Sydney’s Swelter Has a Climate Change Link, Scientists Say
A wildfire in New South Wales in February. Australia has been hit by brutal heat waves in the last two months. CreditNSW Rural Fire Service, via Associated Press
Southeastern Australia has suffered through a series of brutal heat waves over the past two months, with temperatures reaching a scorching 113 degrees Fahrenheit in some parts of the state of New South Wales.
“It was nothing short of awful,” said Sarah Perkins-Kirkpatrick, of the Climate Change Research Center at the University of New South Wales, in Sydney. “In Australia, we’re used to a little bit of heat. But this was at another level.”
So Dr. Perkins-Kirkpatrick, who studies climate extremes, did what comes naturally: She looked to see whether there was a link between the heat and human-driven climate change.
Her analysis, conducted with a loose-knit group of researchers called World Weather Attribution, was made public on Thursday. Their conclusion was that climate change made maximum temperatures like those seen in January and February at least 10 times more likely than a century ago, before significant greenhouse gas emissions from human activity started warming the planet.
Looked at another way, that means that the kind of soaring temperatures expected to occur in New South Wales once every 500 years on average now may occur once every 50 years. What is more, the researchers found that if climate change continued unabated, such maximum temperatures may occur on average every five years.
For the overall 2016-17 summer in New South Wales, the researchers say, climate change made the hot average temperatures — which set records for the state — at least 50 times more likely than in the past.
The findings are the latest in what has become a growing field: studies that try to assess the influence of climate change on extreme weather as soon as possible. The idea is to offer scientific analyses of heat waves, floods and other events while people are still talking about them, and to counter the spread of misinformation, intentional or not, about the impact of global warming.
Climate scientists have long said that climate change should bring an increase in extreme events like dry spells and heat waves. Because warmth causes more evaporation and warmer air holds more moisture, climate change should also lead to more intense and frequent storms.
Studies have shown that these effects are occurring on a broad scale.

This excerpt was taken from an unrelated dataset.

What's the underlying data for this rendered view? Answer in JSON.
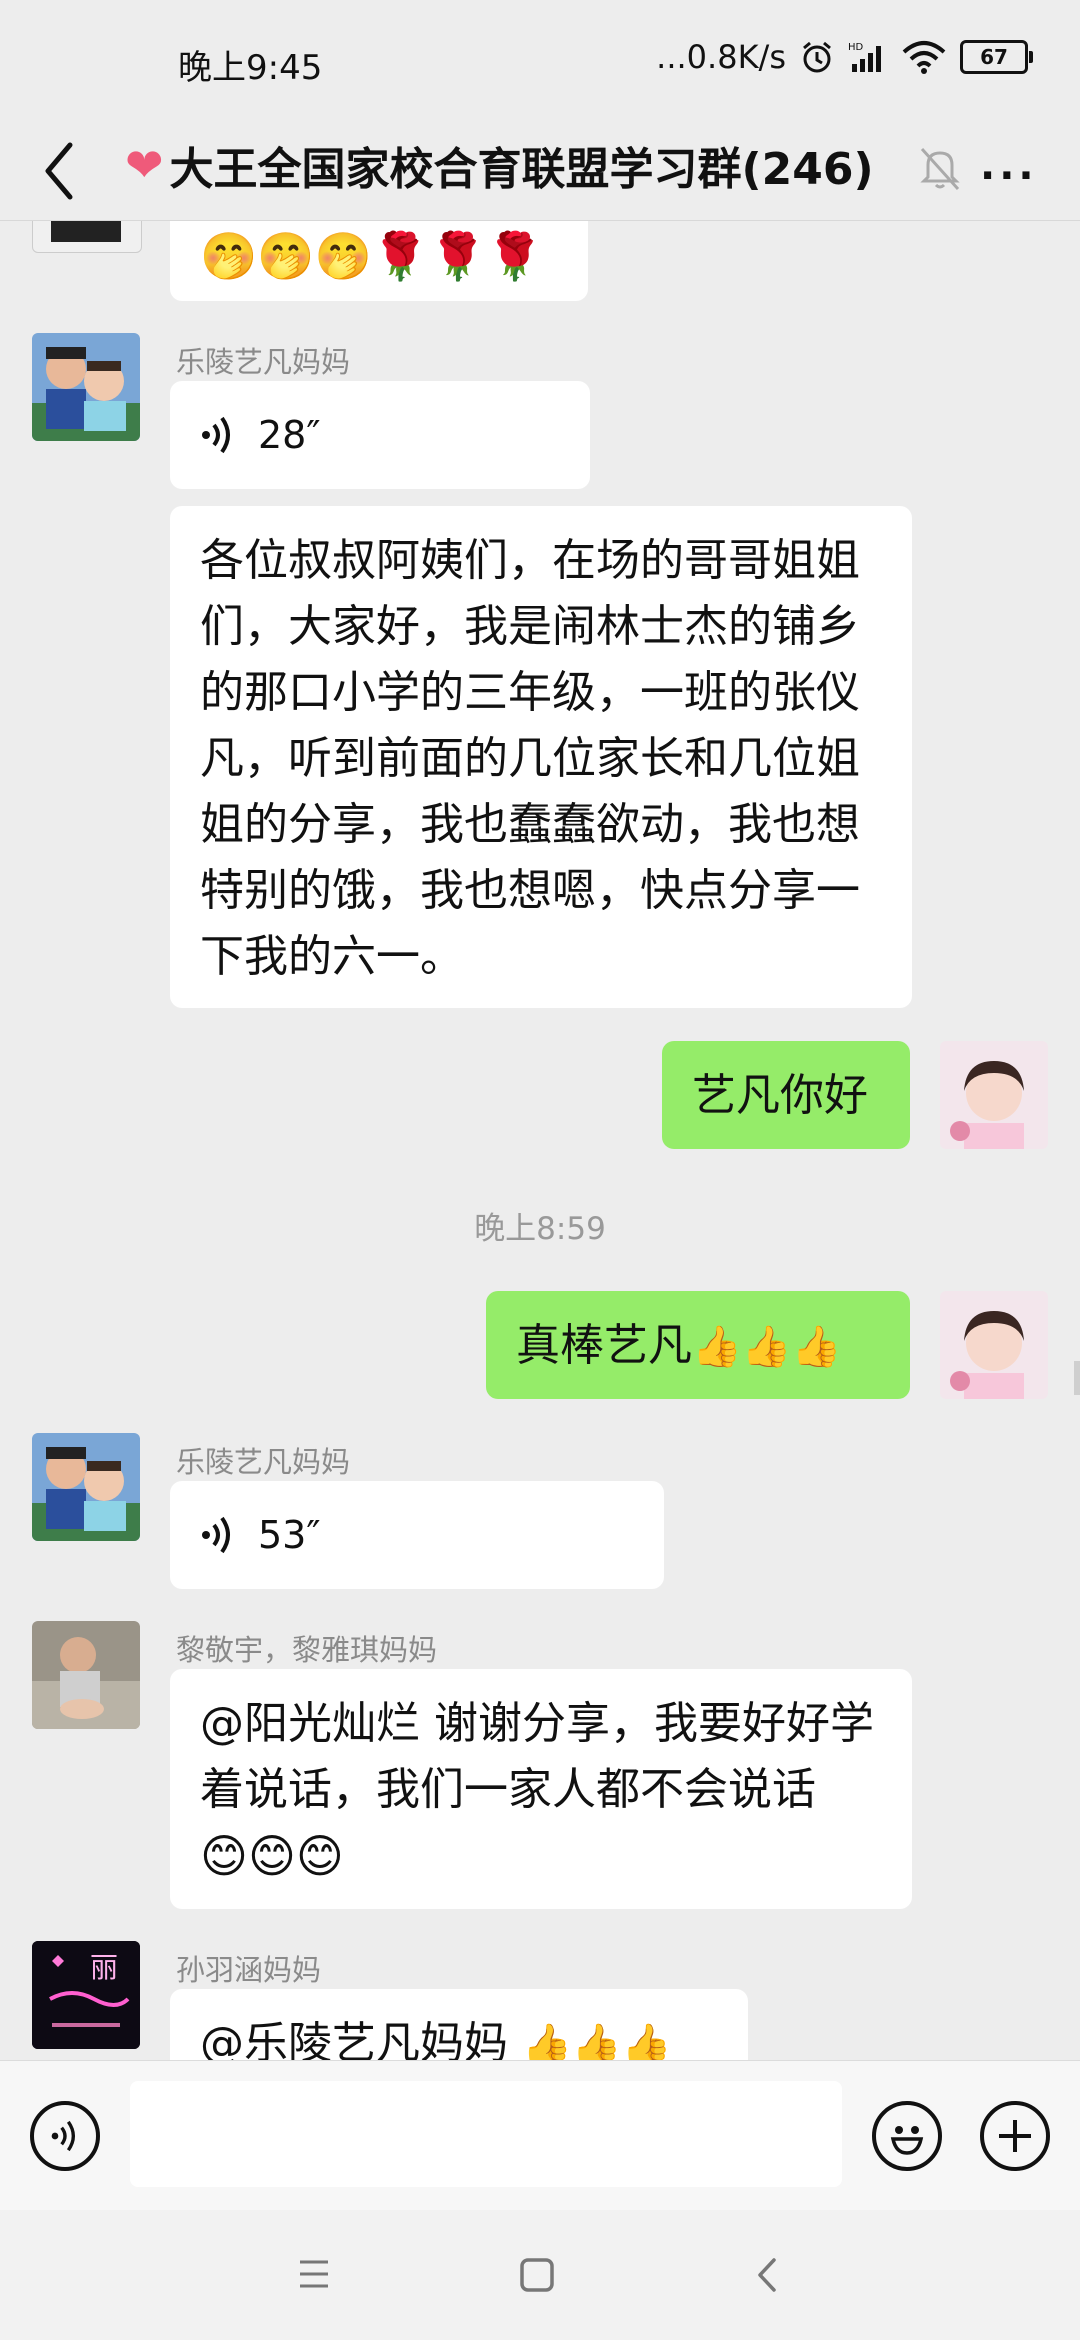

But the natural variability of weather makes looking at individual events more difficult.
World Weather Attribution, which is coordinated by Climate Central, a research organization in Princeton, N.J., is one of a number of groups doing rapid analysis. Among other events, they have looked at flooding in Germany and France last May; high temperatures in the Arctic in November and December; and an usually strong storm that hit northern Britain in 2015.
Not all attribution studies have found a climate-change link. In general, studies of heat waves tend to produce the clearest signal of the influence, or not, of global warming.
Australian heat waves have been examined in the past, most recently in several studies that showed a clear link between climate change and a period of torrid weather in 2013. David Karoly, a scientist at the University of Melbourne, was involved in one of the studies, which took more than six months to produce.
“That was considered very rapid at the time,” Dr. Karoly said.
As a member of World Weather Attribution, Dr. Karoly helped with the study of the recent heat waves, which took about two weeks.
A big difference between the two studies is in the use of computer climate models — both of the current atmosphere with its greenhouse gas emissions and of a hypothetical atmosphere as if those emissions had never occurred and climate change was not happening.
For the older study, as for most attribution studies in the recent past, the models were run over and over again, which took months. The newer, rapid studies use models that have already been run, extracting data as needed.